DEH’s Johnson says the “dump” was started in the 1980s as an informal site tucked away at the end of Seymour Drive, where people discarded household rubbish – and environmental protection was not an issue. Few homes were nearby and the area was loosely operated according to “Best Practices” at the time.
“Things have changed,” Johnson says. “We inherited this site and now have to deal with what we were given.”
“No one,” says Anglin, “is doing anything about diverting trash from Mt. Trashmore. It’s our biggest green issue.”
Junk, he says is the “only true recycling company” in Cayman, handling not just industrial oils, metals and appliances, but enormous volumes of household glass, cardboard and plastic.
“Cardboard and plastic are the biggest things in the dump, and we are the only ones recycling it.
“The margins are low and these prices fluctuate; they go up and down all the time” – and shipping costs are additional.
“That’s why we have had to have a heart-to-heart with some of our partners,” he says. “Some of them were just baling this stuff and dumping it at the dump.”
When Anglin initially approached them, they wanted him to buy the material until he offered to take the mess off their hands and “just get it out of here.”
“We sort and bale the materials we collect and export them to overseas partners,” Anglin explains. “The deflated price of oil has caused the markets to be extremely depressed, but in the commodities business you have to ride out the storms and hope for better days ahead.
“The fact that we have to collect, sort, bale and export our commodities is the reason we have to charge for collection of recyclables. Bottom line: It is an extremely costly endeavor to get our commodities to market, as we are not cherry picking like the scrap metals dealers.”
Between November last year and February 2015, Junk collected 107 tons of plastics, aluminum cans, glass containers, assorted paper and cardboard.
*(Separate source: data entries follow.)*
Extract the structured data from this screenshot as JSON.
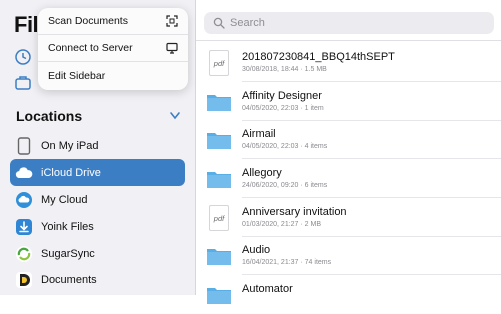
{
  "app": {
    "title": "Files"
  },
  "menu": {
    "items": [
      {
        "label": "Scan Documents",
        "icon": "scan-icon"
      },
      {
        "label": "Connect to Server",
        "icon": "monitor-icon"
      },
      {
        "label": "Edit Sidebar"
      }
    ]
  },
  "sidebar": {
    "locations_title": "Locations",
    "locations": [
      {
        "label": "On My iPad",
        "icon": "ipad-icon"
      },
      {
        "label": "iCloud Drive",
        "icon": "icloud-icon",
        "selected": true
      },
      {
        "label": "My Cloud",
        "icon": "mycloud-icon"
      },
      {
        "label": "Yoink Files",
        "icon": "yoink-icon"
      },
      {
        "label": "SugarSync",
        "icon": "sugarsync-icon"
      },
      {
        "label": "Documents",
        "icon": "documents-app-icon"
      }
    ]
  },
  "search": {
    "placeholder": "Search"
  },
  "files": [
    {
      "name": "201807230841_BBQ14thSEPT",
      "meta": "30/08/2018, 18:44 · 1.5 MB",
      "type": "pdf"
    },
    {
      "name": "Affinity Designer",
      "meta": "04/05/2020, 22:03 · 1 item",
      "type": "folder"
    },
    {
      "name": "Airmail",
      "meta": "04/05/2020, 22:03 · 4 items",
      "type": "folder"
    },
    {
      "name": "Allegory",
      "meta": "24/06/2020, 09:20 · 6 items",
      "type": "folder"
    },
    {
      "name": "Anniversary invitation",
      "meta": "01/03/2020, 21:27 · 2 MB",
      "type": "pdf"
    },
    {
      "name": "Audio",
      "meta": "16/04/2021, 21:37 · 74 items",
      "type": "folder"
    },
    {
      "name": "Automator",
      "meta": "",
      "type": "folder"
    }
  ],
  "colors": {
    "accent": "#3c7ec4",
    "folder": "#5aaee6",
    "sidebar_bg": "#f1f1f5"
  }
}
“We have sent five 40-foot containers overseas and used the crushed glass on Grand Cayman in construction,” Anglin says.
Junk ships the material to “partners” in Miami, and earns “a very small profit on plastics and basically break[s] even on cardboard or paper at present — once the cost of shipping is taken out.
“Our partners consolidate our materials with theirs and send them onto the Far East, mainly China and India, to be recycled back into plastics and paper,” Anglin says.
Sensing a rising wave, however, Anglin, Cumber and Connolly plan further investment in Junk, bringing it to a “high six figures,” adding “six or seven” public collection stations to the three or four supermarket parking lots, expanding their 100 business and household clients, acquiring at least one more vehicle to augment the single flatbed truck and, surely, expanding the eight-member workforce.
“The client base will explode once we get our facilities and trucks, he says,” while a longer-term project is to cultivate overseas relationships to minimize the middlemen.
“This is worth our effort,” Anglin says, “because we believe that our new community recycling depots will become very popular, and more and more condos, strata, restaurants and office complexes will sign up and get our volumes up substantially.
“Recycling is everybody’s business and we must alleviate the environmental threat called Mt. Trashmore. We cannot sit idly on the sidelines and wait for government to solve all of our problems.
“On another note it would be good if government would provide some duty waivers and concessions on real recycling equipment. We believe that would be a good public policy.”
At DEH, Johnson is also hoping for the future: That original 1980 dump has grown beyond anyone’s expectations, “and there are more people now, and we want to have a plan in place by 2017,” that – through contracts and commitments – will make impossible the kind of on-again/off-again politics, starting and stopping government efforts with every election cycle.
“It used to all get scrapped and they would go back to the beginning and start from scratch again,” Johnson said.
“Little progress has been made because of that.
“Hopefully, with whatever is designed, the next government will progress with it.”